*About this task*:
Retype every entry exactly, down to the last character.

*Material for this task*:
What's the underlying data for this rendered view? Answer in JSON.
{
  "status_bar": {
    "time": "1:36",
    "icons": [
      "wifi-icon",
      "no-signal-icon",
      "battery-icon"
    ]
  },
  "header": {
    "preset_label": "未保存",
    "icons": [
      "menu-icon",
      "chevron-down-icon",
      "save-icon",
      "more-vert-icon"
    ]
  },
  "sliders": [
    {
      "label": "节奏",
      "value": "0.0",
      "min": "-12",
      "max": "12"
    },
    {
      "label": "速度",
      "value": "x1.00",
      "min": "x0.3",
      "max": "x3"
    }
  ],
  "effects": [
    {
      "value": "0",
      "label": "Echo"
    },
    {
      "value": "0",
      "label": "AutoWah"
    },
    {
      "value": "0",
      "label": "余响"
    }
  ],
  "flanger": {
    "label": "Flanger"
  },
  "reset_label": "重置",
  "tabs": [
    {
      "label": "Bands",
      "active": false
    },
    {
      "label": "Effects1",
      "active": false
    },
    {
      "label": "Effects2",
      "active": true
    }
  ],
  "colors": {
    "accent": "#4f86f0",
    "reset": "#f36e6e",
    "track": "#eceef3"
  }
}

*The answer*:
What's the underlying data for this rendered view? Answer in JSON.
{
  "status_bar": {
    "time": "1:36",
    "icons": [
      "wifi-icon",
      "no-signal-icon",
      "battery-icon"
    ]
  },
  "header": {
    "preset_label": "未保存",
    "icons": [
      "menu-icon",
      "chevron-down-icon",
      "save-icon",
      "more-vert-icon"
    ]
  },
  "sliders": [
    {
      "label": "节奏",
      "value": "0.0",
      "min": "-12",
      "max": "12"
    },
    {
      "label": "速度",
      "value": "x1.00",
      "min": "x0.3",
      "max": "x3"
    }
  ],
  "effects": [
    {
      "value": "0",
      "label": "Echo"
    },
    {
      "value": "0",
      "label": "AutoWah"
    },
    {
      "value": "0",
      "label": "余响"
    }
  ],
  "flanger": {
    "label": "Flanger"
  },
  "reset_label": "重置",
  "tabs": [
    {
      "label": "Bands",
      "active": false
    },
    {
      "label": "Effects1",
      "active": false
    },
    {
      "label": "Effects2",
      "active": true
    }
  ],
  "colors": {
    "accent": "#4f86f0",
    "reset": "#f36e6e",
    "track": "#eceef3"
  }
}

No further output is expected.